Work required: A verbatim copy of all the data is required; the pictures should not appear in it.

Material for this task:
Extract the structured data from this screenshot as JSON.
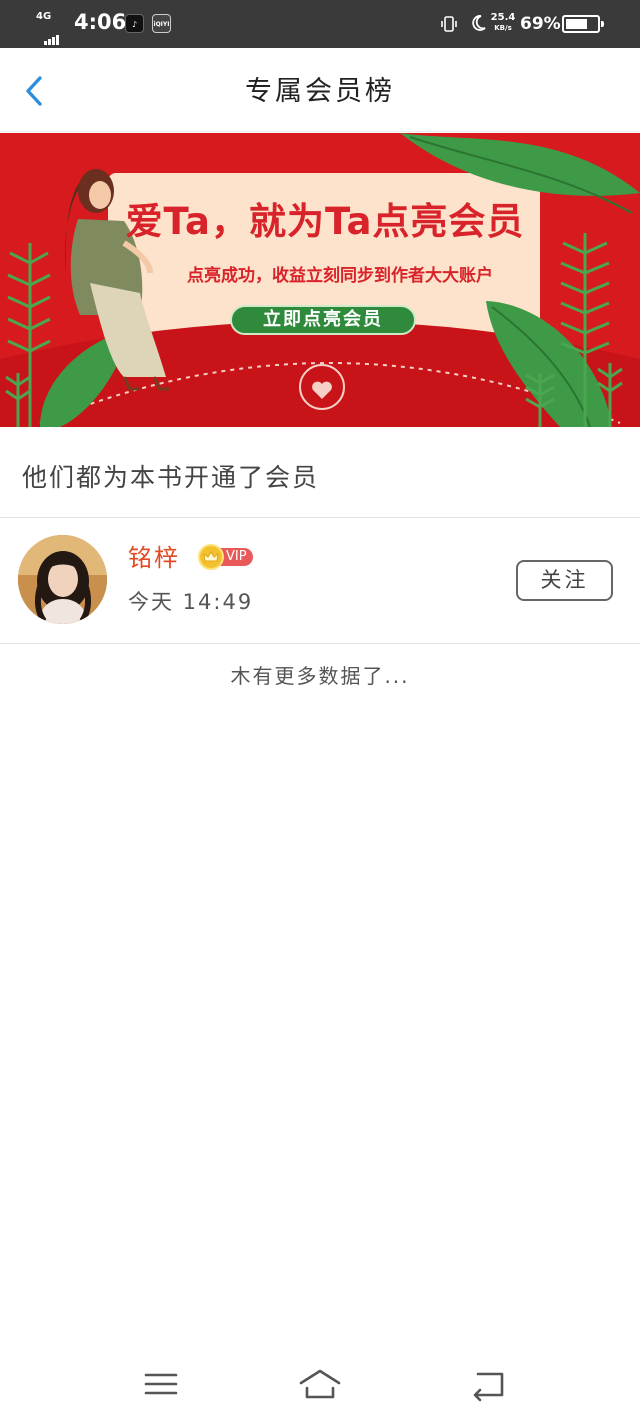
{
  "status_bar": {
    "network": "4G",
    "time": "4:06",
    "app_icons": [
      "tiktok-icon",
      "iqiyi-icon"
    ],
    "iqiyi_label": "iQIYI",
    "speed_value": "25.4",
    "speed_unit": "KB/s",
    "battery_percent": "69%",
    "battery_level": 0.69
  },
  "header": {
    "back_icon": "chevron-left-icon",
    "title": "专属会员榜"
  },
  "banner": {
    "headline": "爱Ta，就为Ta点亮会员",
    "subtitle": "点亮成功，收益立刻同步到作者大大账户",
    "cta_label": "立即点亮会员",
    "colors": {
      "background": "#d61a1e",
      "card": "#fde3cb",
      "cta": "#2f8a3c",
      "leaf": "#3e9a47"
    }
  },
  "section": {
    "heading": "他们都为本书开通了会员"
  },
  "members": [
    {
      "name": "铭梓",
      "badge": "VIP",
      "time": "今天 14:49",
      "follow_label": "关注"
    }
  ],
  "list_footer": "木有更多数据了...",
  "nav_bar": {
    "icons": [
      "menu-icon",
      "home-icon",
      "back-icon"
    ]
  },
  "colors": {
    "accent": "#2d8fde",
    "name": "#e24a24",
    "vip": "#e85a5a"
  }
}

Written solution:
Extract the structured data from this screenshot as JSON.
{
  "status_bar": {
    "network": "4G",
    "time": "4:06",
    "app_icons": [
      "tiktok-icon",
      "iqiyi-icon"
    ],
    "iqiyi_label": "iQIYI",
    "speed_value": "25.4",
    "speed_unit": "KB/s",
    "battery_percent": "69%",
    "battery_level": 0.69
  },
  "header": {
    "back_icon": "chevron-left-icon",
    "title": "专属会员榜"
  },
  "banner": {
    "headline": "爱Ta，就为Ta点亮会员",
    "subtitle": "点亮成功，收益立刻同步到作者大大账户",
    "cta_label": "立即点亮会员",
    "colors": {
      "background": "#d61a1e",
      "card": "#fde3cb",
      "cta": "#2f8a3c",
      "leaf": "#3e9a47"
    }
  },
  "section": {
    "heading": "他们都为本书开通了会员"
  },
  "members": [
    {
      "name": "铭梓",
      "badge": "VIP",
      "time": "今天 14:49",
      "follow_label": "关注"
    }
  ],
  "list_footer": "木有更多数据了...",
  "nav_bar": {
    "icons": [
      "menu-icon",
      "home-icon",
      "back-icon"
    ]
  },
  "colors": {
    "accent": "#2d8fde",
    "name": "#e24a24",
    "vip": "#e85a5a"
  }
}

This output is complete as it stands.